Given entries ->
====

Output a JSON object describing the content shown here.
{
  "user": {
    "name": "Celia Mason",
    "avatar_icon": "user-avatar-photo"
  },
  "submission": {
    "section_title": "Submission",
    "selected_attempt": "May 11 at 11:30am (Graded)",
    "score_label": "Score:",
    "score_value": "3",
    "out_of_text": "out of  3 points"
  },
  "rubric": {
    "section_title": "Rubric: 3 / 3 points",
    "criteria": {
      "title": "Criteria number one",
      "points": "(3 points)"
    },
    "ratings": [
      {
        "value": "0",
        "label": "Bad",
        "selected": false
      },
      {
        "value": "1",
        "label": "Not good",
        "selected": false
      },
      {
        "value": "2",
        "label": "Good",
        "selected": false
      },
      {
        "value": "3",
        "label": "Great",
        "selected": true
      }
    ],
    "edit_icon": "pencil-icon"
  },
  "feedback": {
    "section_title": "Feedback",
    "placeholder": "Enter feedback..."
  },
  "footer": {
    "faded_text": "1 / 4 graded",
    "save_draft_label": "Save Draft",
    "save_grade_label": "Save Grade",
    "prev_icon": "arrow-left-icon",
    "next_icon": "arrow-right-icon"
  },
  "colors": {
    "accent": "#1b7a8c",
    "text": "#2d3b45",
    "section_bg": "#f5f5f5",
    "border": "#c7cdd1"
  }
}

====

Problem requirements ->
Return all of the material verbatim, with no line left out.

Completed exercise ->
Output a JSON object describing the content shown here.
{
  "user": {
    "name": "Celia Mason",
    "avatar_icon": "user-avatar-photo"
  },
  "submission": {
    "section_title": "Submission",
    "selected_attempt": "May 11 at 11:30am (Graded)",
    "score_label": "Score:",
    "score_value": "3",
    "out_of_text": "out of  3 points"
  },
  "rubric": {
    "section_title": "Rubric: 3 / 3 points",
    "criteria": {
      "title": "Criteria number one",
      "points": "(3 points)"
    },
    "ratings": [
      {
        "value": "0",
        "label": "Bad",
        "selected": false
      },
      {
        "value": "1",
        "label": "Not good",
        "selected": false
      },
      {
        "value": "2",
        "label": "Good",
        "selected": false
      },
      {
        "value": "3",
        "label": "Great",
        "selected": true
      }
    ],
    "edit_icon": "pencil-icon"
  },
  "feedback": {
    "section_title": "Feedback",
    "placeholder": "Enter feedback..."
  },
  "footer": {
    "faded_text": "1 / 4 graded",
    "save_draft_label": "Save Draft",
    "save_grade_label": "Save Grade",
    "prev_icon": "arrow-left-icon",
    "next_icon": "arrow-right-icon"
  },
  "colors": {
    "accent": "#1b7a8c",
    "text": "#2d3b45",
    "section_bg": "#f5f5f5",
    "border": "#c7cdd1"
  }
}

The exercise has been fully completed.